ENTRIES PROVIDED below:

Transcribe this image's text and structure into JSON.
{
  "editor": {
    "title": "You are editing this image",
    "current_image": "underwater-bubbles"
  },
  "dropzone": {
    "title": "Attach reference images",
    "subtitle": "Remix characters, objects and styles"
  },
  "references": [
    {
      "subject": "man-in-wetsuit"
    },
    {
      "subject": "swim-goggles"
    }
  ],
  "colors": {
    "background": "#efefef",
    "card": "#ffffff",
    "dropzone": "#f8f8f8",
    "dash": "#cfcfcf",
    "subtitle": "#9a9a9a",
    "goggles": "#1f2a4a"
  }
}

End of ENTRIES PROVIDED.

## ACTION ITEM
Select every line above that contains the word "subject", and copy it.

## SOLUTION TO THE EXERCISE
      "subject": "man-in-wetsuit"
      "subject": "swim-goggles"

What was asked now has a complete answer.